Edvard Munch and “The Scream”
The National Museum in Oslo holds one of the world’s most important collections of paintings by Edvard Munch (1863–1944), including such famous and iconic works as The Scream.
In the collection you will find the earliest versions of The Scream (1893), as well as Madonna (1894–1895), The Girls on the Pier (around 1901), The Dance of Life (1899–1900), and The Sick Child (1885–1886) – artistic statements that are captivating in their ruthless honesty and profound humanism.
Painted in 1893, Munch’s iconic Scream was donated to the National Gallery in 1910. In terms of its fame, this painting now rivals works such as Leonardo da Vinci’s Mona Lisa (1503) and Van Gogh’s Sunflowers (1888). Few artworks have inspired filmmakers, cartoonists and other artists to the extent that The Scream has done. The painting is a radical and timeless expression of human fear.
Munch in context
For those who want to learn more about Munch’s later art, we recommend the Munch Museum, which owns Munch’s extensive artistic estate, and KODE, Art Museums in Bergen. Munch’s house in Åsgårdstrand, which will soon be joined by his summer cottage in Hvitsten, both an hour’s drive from Oslo, offers a magical experience of Munch’s world and the landscapes that inspired him throughout his life.
National Museum of Art, Architecture and Design
The National Museum collects and preserves, exhibits and communicates the country’s most extensive collections of art, architecture and design.
The museum shows permanent exhibitions with works from their own collection and various exhibitions with borrowed and own works. The museum’s sights in Oslo are the National Museum – Architecture and Villa Stenersen . The National Gallery temporarily closed on January 13, 2019 . The Museum of Fine Arts closed October 16, 2016. The Museum of Contemporary Art closed September 3, 2017. The exhibition program also includes walking exhibitions at home and abroad.The new National Museum opens in 2020.

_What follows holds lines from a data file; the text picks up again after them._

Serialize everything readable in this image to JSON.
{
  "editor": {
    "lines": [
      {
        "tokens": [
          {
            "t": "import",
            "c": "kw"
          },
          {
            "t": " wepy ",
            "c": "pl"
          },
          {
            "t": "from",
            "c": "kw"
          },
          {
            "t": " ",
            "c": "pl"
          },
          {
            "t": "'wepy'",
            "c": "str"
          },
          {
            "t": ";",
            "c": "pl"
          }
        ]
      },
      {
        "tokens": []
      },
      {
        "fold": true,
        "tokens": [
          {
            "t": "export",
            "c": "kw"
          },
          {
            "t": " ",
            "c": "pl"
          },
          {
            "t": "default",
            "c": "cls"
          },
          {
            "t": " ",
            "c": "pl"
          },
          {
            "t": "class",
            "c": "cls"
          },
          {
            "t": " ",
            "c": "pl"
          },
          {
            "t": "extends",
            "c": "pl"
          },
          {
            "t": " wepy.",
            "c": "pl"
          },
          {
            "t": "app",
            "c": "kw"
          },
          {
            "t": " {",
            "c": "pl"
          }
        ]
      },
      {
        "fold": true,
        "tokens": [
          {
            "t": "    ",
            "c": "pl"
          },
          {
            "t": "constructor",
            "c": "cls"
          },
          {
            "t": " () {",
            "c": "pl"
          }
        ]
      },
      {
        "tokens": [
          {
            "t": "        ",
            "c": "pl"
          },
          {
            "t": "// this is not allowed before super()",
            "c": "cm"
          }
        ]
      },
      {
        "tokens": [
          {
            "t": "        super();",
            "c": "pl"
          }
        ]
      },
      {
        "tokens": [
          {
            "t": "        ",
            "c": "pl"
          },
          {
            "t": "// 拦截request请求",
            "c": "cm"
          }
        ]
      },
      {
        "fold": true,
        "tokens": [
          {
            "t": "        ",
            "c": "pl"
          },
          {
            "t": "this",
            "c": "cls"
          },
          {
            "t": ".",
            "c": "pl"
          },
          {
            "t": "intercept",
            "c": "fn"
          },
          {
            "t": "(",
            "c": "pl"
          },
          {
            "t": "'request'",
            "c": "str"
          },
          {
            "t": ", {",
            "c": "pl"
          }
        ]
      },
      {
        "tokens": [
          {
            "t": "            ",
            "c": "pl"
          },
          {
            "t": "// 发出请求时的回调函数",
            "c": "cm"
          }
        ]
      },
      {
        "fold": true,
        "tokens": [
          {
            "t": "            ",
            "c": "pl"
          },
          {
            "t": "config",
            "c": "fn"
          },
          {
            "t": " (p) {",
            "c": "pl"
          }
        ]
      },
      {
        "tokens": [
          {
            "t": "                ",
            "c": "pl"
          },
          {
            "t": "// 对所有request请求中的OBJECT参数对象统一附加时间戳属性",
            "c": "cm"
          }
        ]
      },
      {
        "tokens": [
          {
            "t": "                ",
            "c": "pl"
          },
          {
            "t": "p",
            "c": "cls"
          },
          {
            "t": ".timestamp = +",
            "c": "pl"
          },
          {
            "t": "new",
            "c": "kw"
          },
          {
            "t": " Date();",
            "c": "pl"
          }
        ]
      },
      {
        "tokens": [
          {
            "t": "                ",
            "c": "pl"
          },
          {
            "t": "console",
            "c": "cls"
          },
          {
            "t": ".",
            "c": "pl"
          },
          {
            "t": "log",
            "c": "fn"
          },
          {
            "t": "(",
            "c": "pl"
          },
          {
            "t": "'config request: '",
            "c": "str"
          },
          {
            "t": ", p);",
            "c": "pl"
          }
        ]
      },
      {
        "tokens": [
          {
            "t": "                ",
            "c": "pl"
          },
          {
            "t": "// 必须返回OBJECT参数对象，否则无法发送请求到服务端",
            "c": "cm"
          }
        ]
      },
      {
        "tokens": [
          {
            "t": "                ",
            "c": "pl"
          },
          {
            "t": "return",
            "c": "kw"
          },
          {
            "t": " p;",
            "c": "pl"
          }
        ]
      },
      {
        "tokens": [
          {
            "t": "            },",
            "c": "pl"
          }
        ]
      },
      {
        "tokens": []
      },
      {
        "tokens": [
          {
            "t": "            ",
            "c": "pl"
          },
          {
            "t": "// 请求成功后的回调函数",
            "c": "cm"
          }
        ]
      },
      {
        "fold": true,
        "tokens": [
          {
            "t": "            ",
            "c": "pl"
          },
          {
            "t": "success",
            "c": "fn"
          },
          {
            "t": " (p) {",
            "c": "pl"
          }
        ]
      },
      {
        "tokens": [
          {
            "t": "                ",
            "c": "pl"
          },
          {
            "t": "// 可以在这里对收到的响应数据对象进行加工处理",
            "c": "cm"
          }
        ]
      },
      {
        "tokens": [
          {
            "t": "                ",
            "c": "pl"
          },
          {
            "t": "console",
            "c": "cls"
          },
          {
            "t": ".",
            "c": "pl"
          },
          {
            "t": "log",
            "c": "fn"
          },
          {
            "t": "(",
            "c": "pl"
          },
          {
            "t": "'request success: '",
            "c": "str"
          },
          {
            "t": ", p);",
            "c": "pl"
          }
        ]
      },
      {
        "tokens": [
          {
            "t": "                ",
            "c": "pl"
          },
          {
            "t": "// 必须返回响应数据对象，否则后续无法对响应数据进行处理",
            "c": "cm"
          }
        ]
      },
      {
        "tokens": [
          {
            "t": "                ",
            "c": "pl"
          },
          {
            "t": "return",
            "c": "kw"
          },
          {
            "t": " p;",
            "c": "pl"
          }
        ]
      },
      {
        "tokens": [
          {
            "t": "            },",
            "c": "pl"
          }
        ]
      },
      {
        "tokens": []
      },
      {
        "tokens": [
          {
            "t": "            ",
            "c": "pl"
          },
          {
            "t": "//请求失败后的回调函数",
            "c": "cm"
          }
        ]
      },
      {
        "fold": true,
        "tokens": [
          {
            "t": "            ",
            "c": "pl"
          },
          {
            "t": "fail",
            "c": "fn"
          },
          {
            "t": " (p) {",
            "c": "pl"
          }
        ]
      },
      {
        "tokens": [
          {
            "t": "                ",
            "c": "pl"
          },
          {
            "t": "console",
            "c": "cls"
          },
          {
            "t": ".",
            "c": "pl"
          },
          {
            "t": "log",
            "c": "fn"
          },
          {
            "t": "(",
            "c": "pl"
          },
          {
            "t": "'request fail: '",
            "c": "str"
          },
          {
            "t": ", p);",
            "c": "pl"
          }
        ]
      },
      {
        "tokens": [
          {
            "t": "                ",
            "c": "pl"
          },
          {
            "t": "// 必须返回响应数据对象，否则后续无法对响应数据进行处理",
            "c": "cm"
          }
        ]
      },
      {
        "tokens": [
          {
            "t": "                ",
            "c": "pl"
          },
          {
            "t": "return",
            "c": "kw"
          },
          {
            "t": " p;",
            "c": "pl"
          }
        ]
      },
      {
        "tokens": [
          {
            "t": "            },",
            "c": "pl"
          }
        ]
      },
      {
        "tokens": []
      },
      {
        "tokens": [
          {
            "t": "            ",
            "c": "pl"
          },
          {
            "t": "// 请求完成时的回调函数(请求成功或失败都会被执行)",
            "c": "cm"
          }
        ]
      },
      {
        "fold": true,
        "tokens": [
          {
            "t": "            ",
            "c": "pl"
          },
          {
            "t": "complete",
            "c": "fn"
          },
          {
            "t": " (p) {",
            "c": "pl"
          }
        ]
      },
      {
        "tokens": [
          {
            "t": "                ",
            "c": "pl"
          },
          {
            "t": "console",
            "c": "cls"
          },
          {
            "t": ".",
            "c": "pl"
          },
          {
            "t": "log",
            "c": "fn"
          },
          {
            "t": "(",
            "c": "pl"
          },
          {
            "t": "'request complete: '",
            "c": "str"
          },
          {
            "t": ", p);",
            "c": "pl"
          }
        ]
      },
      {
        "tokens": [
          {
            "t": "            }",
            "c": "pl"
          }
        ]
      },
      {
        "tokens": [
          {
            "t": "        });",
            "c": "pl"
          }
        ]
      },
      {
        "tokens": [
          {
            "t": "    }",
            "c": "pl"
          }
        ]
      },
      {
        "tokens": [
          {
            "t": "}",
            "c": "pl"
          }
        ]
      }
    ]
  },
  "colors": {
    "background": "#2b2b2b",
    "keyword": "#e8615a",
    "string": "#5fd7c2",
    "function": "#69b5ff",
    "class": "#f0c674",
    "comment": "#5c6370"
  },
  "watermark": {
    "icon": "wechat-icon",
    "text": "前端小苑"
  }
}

The museum presents a number of exhibitions with presentation of Norwegian and foreign art, architecture and design, both in the museum buildings in Oslo, in the rest of Norway through a nationwide program and abroad.
The museum aims to “raise the knowledge and commitment to visual arts, architecture, crafts and design, develop the critical sense, stimulate new recognition, create greater historical awareness and tolerance for diversity”.
The National Gallery and the Museum of Contemporary Art
Older and modern art is on show at the National Gallery, contemporary art at the Museum of Contemporary Art. The main emphasis of the collection is on Norwegian painting and sculpture from the 19th century. The museum also holds an extensive collection of drawings and prints by Norwegian and international artists. Highlights of the collection include major works by Edvard Munch, including The Scream. Other important artists are J.C. Dahl, Adolph Tidemand, Hans Gude, Harriet Backer and Christian Krohg. The collections from the 20th century illustrate the development of Norwegian fine art with reference to key works of Nordic and international art in the fields of painting, sculpture, photography, video and other media. Central to the collection of international contemporary art is Ilya Kabakov’s permanent installation The Man Who Never Threw Anything Away (1988–1995).
The National Gallery will remain a part of the National Museum and continue to exhibit art in the future.